(Page and application data records)
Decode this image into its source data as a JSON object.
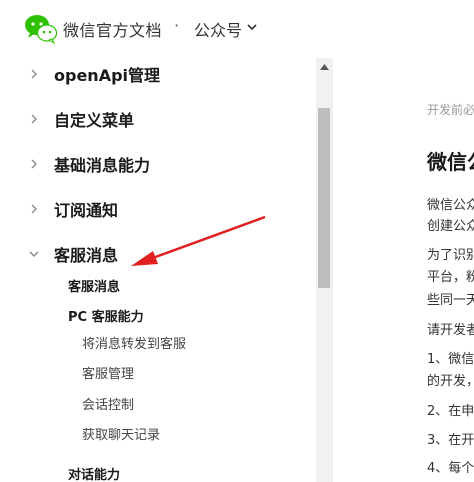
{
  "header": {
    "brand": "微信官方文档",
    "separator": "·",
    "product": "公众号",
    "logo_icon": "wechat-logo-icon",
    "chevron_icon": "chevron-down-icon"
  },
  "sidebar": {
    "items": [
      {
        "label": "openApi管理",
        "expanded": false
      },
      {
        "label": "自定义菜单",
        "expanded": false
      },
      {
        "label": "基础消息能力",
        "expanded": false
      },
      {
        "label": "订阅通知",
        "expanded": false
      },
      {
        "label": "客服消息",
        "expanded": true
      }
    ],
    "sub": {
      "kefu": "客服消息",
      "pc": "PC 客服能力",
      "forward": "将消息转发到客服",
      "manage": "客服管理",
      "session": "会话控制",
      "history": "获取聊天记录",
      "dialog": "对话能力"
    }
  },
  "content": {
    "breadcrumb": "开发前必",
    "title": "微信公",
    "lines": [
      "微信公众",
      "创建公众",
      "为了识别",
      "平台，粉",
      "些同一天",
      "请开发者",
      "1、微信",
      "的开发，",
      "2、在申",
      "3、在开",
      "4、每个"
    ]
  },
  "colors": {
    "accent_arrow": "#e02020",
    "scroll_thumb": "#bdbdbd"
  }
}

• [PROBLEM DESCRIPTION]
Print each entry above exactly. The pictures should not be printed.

• [ANSWER TO THE EXERCISE]
Decode this image into its source data as a JSON object.
{
  "header": {
    "brand": "微信官方文档",
    "separator": "·",
    "product": "公众号",
    "logo_icon": "wechat-logo-icon",
    "chevron_icon": "chevron-down-icon"
  },
  "sidebar": {
    "items": [
      {
        "label": "openApi管理",
        "expanded": false
      },
      {
        "label": "自定义菜单",
        "expanded": false
      },
      {
        "label": "基础消息能力",
        "expanded": false
      },
      {
        "label": "订阅通知",
        "expanded": false
      },
      {
        "label": "客服消息",
        "expanded": true
      }
    ],
    "sub": {
      "kefu": "客服消息",
      "pc": "PC 客服能力",
      "forward": "将消息转发到客服",
      "manage": "客服管理",
      "session": "会话控制",
      "history": "获取聊天记录",
      "dialog": "对话能力"
    }
  },
  "content": {
    "breadcrumb": "开发前必",
    "title": "微信公",
    "lines": [
      "微信公众",
      "创建公众",
      "为了识别",
      "平台，粉",
      "些同一天",
      "请开发者",
      "1、微信",
      "的开发，",
      "2、在申",
      "3、在开",
      "4、每个"
    ]
  },
  "colors": {
    "accent_arrow": "#e02020",
    "scroll_thumb": "#bdbdbd"
  }
}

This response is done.